**Assignment:** Line filter on the word "JSON": copy each matching line from the entries.
[The records Boundary: Start]
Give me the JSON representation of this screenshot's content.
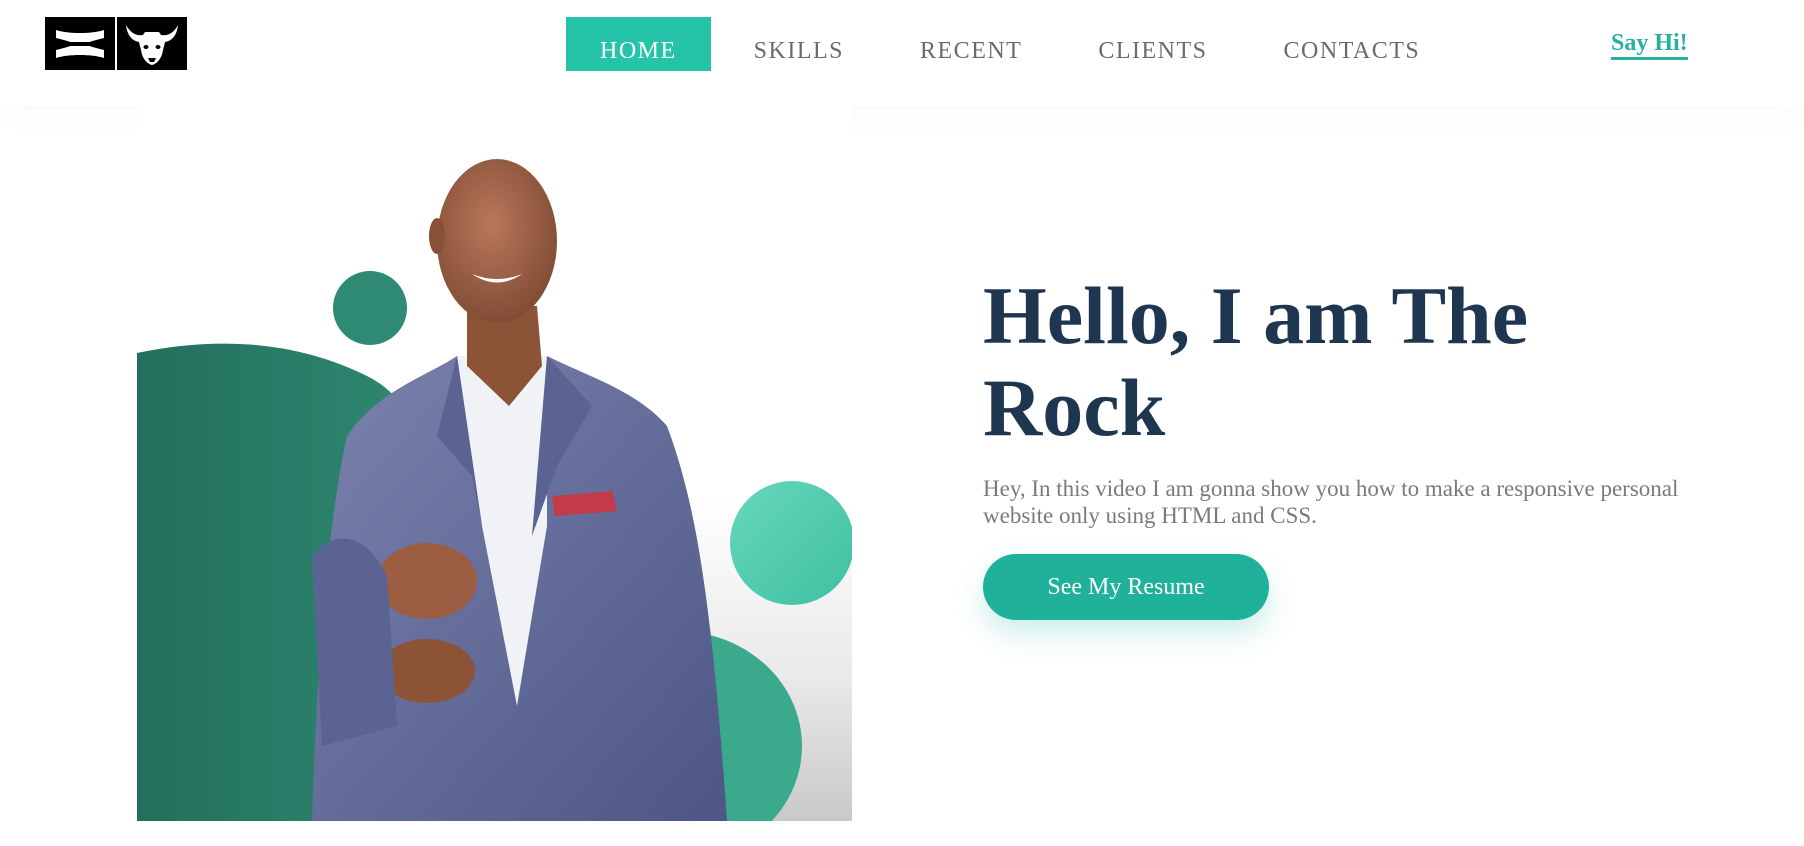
{
  "header": {
    "logo_alt": "Under Armour x Project Rock logo",
    "nav": [
      {
        "label": "HOME",
        "active": true
      },
      {
        "label": "SKILLS",
        "active": false
      },
      {
        "label": "RECENT",
        "active": false
      },
      {
        "label": "CLIENTS",
        "active": false
      },
      {
        "label": "CONTACTS",
        "active": false
      }
    ],
    "cta_label": "Say Hi!"
  },
  "hero": {
    "title": "Hello, I am The Rock",
    "subtitle": "Hey, In this video I am gonna show you how to make a responsive personal website only using HTML and CSS.",
    "button_label": "See My Resume"
  },
  "colors": {
    "accent": "#25c4a8",
    "button": "#1fb19a",
    "link": "#25b0a0",
    "title": "#1e3650",
    "nav_text": "#6b6b6b",
    "body_text": "#7a7a7a",
    "blob_dark": "#2a7d68",
    "blob_light": "#5fd0b5"
  }
}
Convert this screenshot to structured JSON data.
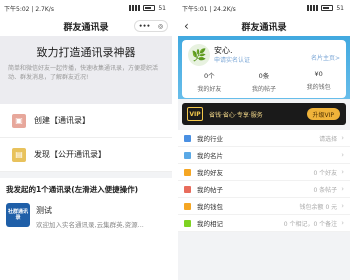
{
  "left": {
    "status": {
      "time": "下午5:02",
      "speed": "2.7K/s",
      "battery": "51"
    },
    "nav": {
      "title": "群友通讯录"
    },
    "hero": {
      "title": "致力打造通讯录神器",
      "desc": "简单和微信好友一起传播，快速收集通讯录，方便提织活动、群发消息，了解群友近况!"
    },
    "actions": [
      {
        "label": "创建【通讯录】"
      },
      {
        "label": "发现【公开通讯录】"
      }
    ],
    "section_title": "我发起的1个通讯录(左滑进入便捷操作)",
    "groups": [
      {
        "logo_text": "社群通讯录",
        "name": "测试",
        "desc": "欢迎加入实名通讯录,云集群英,资源..."
      }
    ]
  },
  "right": {
    "status": {
      "time": "下午5:01",
      "speed": "24.2K/s",
      "battery": "51"
    },
    "nav": {
      "title": "群友通讯录"
    },
    "profile": {
      "username": "安心.",
      "verify_link": "申请实名认证",
      "edit_link": "名片主页>",
      "stats": [
        {
          "value": "0个",
          "label": "我的好友"
        },
        {
          "value": "0条",
          "label": "我的帖子"
        },
        {
          "value": "¥0",
          "label": "我的钱包"
        }
      ]
    },
    "vip": {
      "badge": "VIP",
      "slogan": "省钱·省心·专享·服务",
      "button": "升级VIP"
    },
    "menu": [
      {
        "label": "我的行业",
        "value": "请选择",
        "color": "#4a90e2"
      },
      {
        "label": "我的名片",
        "value": "",
        "color": "#5aa9e6"
      },
      {
        "label": "我的好友",
        "value": "0 个好友",
        "color": "#f5a623"
      },
      {
        "label": "我的帖子",
        "value": "0 条帖子",
        "color": "#e86c5c"
      },
      {
        "label": "我的钱包",
        "value": "钱包余额 0 元",
        "color": "#f5a623"
      },
      {
        "label": "我的相记",
        "value": "0 个相记，0 个备注",
        "color": "#7ed321"
      }
    ]
  },
  "colors": {
    "accent": "#41a9e0",
    "vip_gold": "#f0b33a",
    "brand_blue": "#1f5fa8"
  }
}
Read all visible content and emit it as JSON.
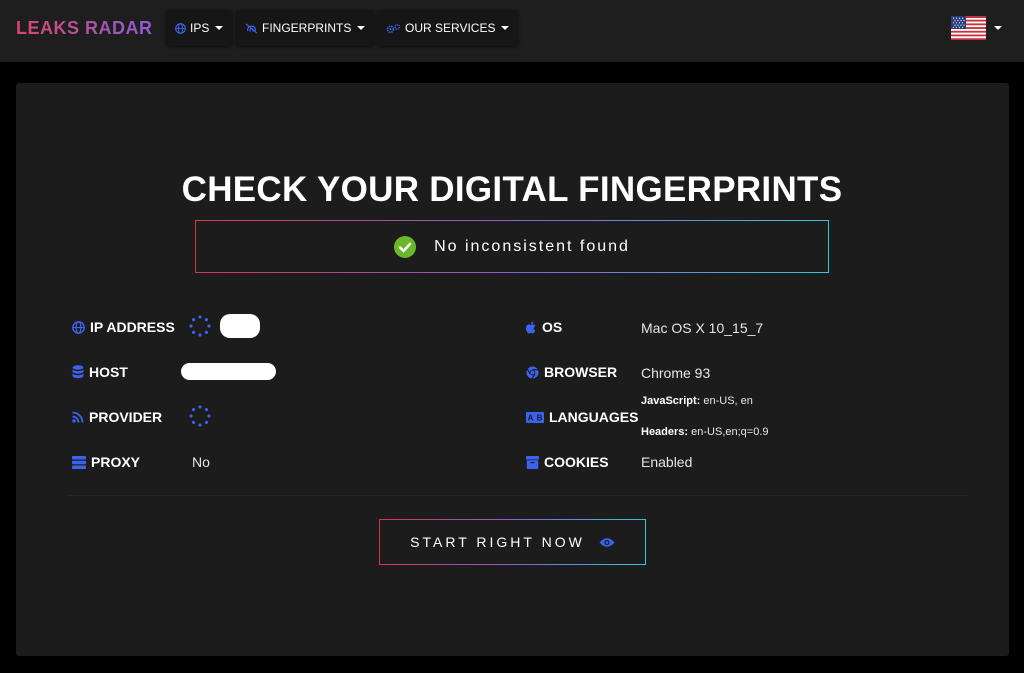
{
  "brand": "LEAKS RADAR",
  "nav": {
    "items": [
      {
        "label": "IPS",
        "icon": "globe-icon"
      },
      {
        "label": "FINGERPRINTS",
        "icon": "fingerprint-icon"
      },
      {
        "label": "OUR SERVICES",
        "icon": "gears-icon"
      }
    ],
    "language_flag": "us-flag-icon"
  },
  "main": {
    "title": "CHECK YOUR DIGITAL FINGERPRINTS",
    "status": "No inconsistent found",
    "left_fields": [
      {
        "label": "IP ADDRESS",
        "icon": "globe-icon",
        "value": ""
      },
      {
        "label": "HOST",
        "icon": "database-icon",
        "value": ""
      },
      {
        "label": "PROVIDER",
        "icon": "rss-icon",
        "value": ""
      },
      {
        "label": "PROXY",
        "icon": "server-icon",
        "value": "No"
      }
    ],
    "right_fields": [
      {
        "label": "OS",
        "icon": "apple-icon",
        "value": "Mac OS X 10_15_7"
      },
      {
        "label": "BROWSER",
        "icon": "chrome-icon",
        "value": "Chrome 93"
      },
      {
        "label": "LANGUAGES",
        "icon": "language-icon",
        "js_label": "JavaScript:",
        "js_value": "en-US, en",
        "headers_label": "Headers:",
        "headers_value": "en-US,en;q=0.9"
      },
      {
        "label": "COOKIES",
        "icon": "archive-icon",
        "value": "Enabled"
      }
    ],
    "cta_label": "START RIGHT NOW"
  },
  "colors": {
    "accent_blue": "#3b63f0",
    "success_green": "#6ab82a",
    "gradient_start": "#d8344f",
    "gradient_end": "#36c5e0"
  }
}
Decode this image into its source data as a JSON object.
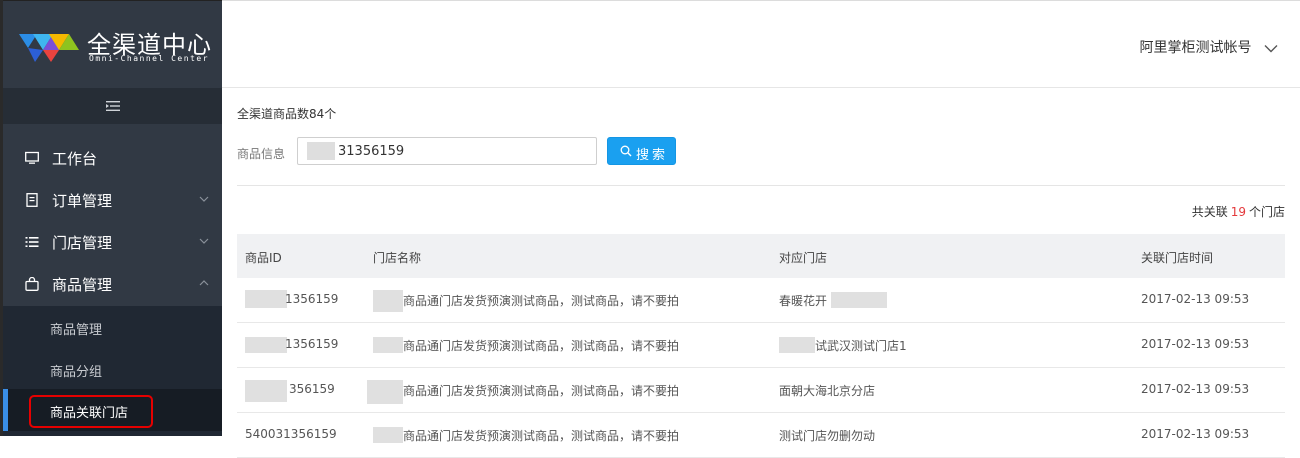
{
  "brand": {
    "title": "全渠道中心",
    "subtitle": "Omni-Channel Center"
  },
  "sidebar": {
    "items": [
      {
        "label": "工作台",
        "icon": "monitor-icon"
      },
      {
        "label": "订单管理",
        "icon": "order-icon"
      },
      {
        "label": "门店管理",
        "icon": "list-icon"
      },
      {
        "label": "商品管理",
        "icon": "bag-icon"
      }
    ],
    "submenu": [
      {
        "label": "商品管理"
      },
      {
        "label": "商品分组"
      },
      {
        "label": "商品关联门店"
      }
    ]
  },
  "header": {
    "account_name": "阿里掌柜测试帐号"
  },
  "main": {
    "count_text": "全渠道商品数84个",
    "filter_label": "商品信息",
    "search_value": "31356159",
    "search_button": "搜索",
    "relation": {
      "prefix": "共关联",
      "count": "19",
      "suffix": "个门店"
    }
  },
  "table": {
    "columns": [
      "商品ID",
      "门店名称",
      "对应门店",
      "关联门店时间"
    ],
    "rows": [
      [
        "1356159",
        "商品通门店发货预演测试商品，测试商品，请不要拍",
        "春暖花开",
        "2017-02-13 09:53"
      ],
      [
        "1356159",
        "商品通门店发货预演测试商品，测试商品，请不要拍",
        "试武汉测试门店1",
        "2017-02-13 09:53"
      ],
      [
        "356159",
        "商品通门店发货预演测试商品，测试商品，请不要拍",
        "面朝大海北京分店",
        "2017-02-13 09:53"
      ],
      [
        "540031356159",
        "商品通门店发货预演测试商品，测试商品，请不要拍",
        "测试门店勿删勿动",
        "2017-02-13 09:53"
      ]
    ]
  },
  "colors": {
    "sidebar_bg": "#313944",
    "accent": "#1aa0f0",
    "highlight": "#e60000",
    "count_red": "#e4393c"
  }
}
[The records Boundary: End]
**Your solution:**
Give me the JSON representation of this screenshot's content.
Convert this screenshot to structured JSON data.
Read all visible content and emit it as JSON.
Decode this image into its source data as a JSON object.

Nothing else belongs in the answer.